- [WHAT YOU WILL DO]: How many lines in the data below contain the string "View"? Answer with the number only.

Start of PROVIDED RECORDS

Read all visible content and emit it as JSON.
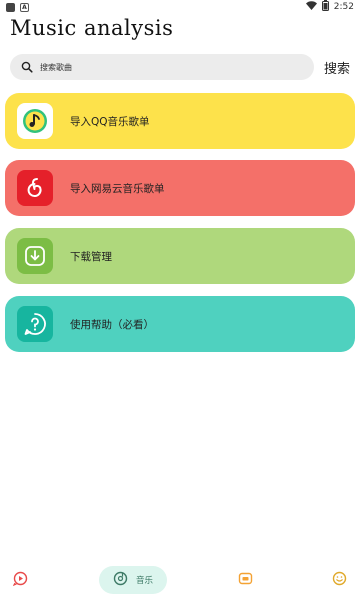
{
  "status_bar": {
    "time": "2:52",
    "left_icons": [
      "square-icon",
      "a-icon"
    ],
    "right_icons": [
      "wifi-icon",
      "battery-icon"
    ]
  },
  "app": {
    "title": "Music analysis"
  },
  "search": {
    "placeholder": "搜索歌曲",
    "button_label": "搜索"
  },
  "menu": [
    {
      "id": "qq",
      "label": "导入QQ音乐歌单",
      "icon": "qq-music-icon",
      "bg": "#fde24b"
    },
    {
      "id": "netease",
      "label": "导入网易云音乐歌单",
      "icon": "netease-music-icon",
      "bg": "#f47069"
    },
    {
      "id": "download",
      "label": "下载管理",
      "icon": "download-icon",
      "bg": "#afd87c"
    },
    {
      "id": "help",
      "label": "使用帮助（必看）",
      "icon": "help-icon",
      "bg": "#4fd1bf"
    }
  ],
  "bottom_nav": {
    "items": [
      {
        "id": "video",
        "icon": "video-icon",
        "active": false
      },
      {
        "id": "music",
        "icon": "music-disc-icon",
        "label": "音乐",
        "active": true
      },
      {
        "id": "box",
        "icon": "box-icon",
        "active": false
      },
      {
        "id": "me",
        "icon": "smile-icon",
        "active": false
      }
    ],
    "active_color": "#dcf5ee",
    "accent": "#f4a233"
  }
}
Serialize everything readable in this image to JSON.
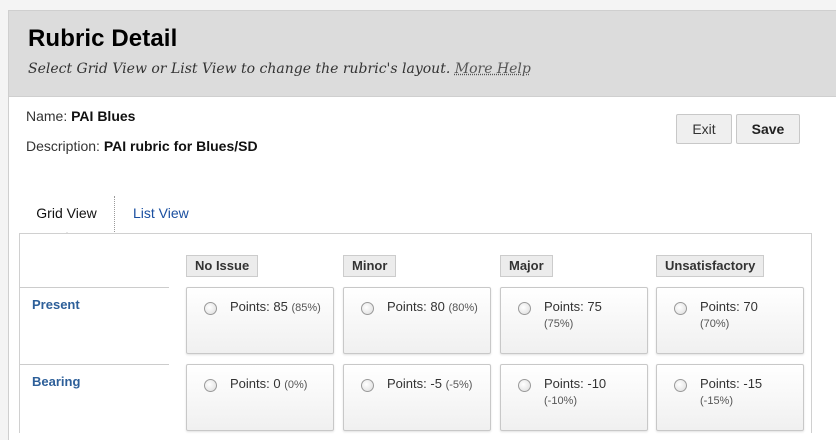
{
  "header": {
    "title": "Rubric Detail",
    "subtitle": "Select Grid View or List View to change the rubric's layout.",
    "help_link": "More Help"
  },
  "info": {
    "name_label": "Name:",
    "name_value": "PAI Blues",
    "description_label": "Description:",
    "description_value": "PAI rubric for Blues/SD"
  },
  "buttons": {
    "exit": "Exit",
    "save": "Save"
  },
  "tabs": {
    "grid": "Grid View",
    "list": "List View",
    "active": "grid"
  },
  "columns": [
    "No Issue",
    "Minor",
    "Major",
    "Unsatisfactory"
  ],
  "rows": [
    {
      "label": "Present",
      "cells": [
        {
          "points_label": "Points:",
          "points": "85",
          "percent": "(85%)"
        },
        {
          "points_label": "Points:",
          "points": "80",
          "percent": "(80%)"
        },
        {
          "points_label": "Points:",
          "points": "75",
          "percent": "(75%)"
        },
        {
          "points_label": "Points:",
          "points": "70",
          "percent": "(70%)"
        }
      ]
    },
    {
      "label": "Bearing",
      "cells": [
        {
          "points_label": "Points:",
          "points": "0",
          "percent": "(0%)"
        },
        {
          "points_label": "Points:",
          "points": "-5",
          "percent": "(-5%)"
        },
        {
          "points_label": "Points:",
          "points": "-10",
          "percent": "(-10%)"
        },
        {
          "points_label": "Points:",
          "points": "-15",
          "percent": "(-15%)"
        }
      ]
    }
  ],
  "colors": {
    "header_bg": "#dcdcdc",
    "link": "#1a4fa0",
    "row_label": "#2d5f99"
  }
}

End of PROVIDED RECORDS

- [WRITTEN RESPONSE]: 3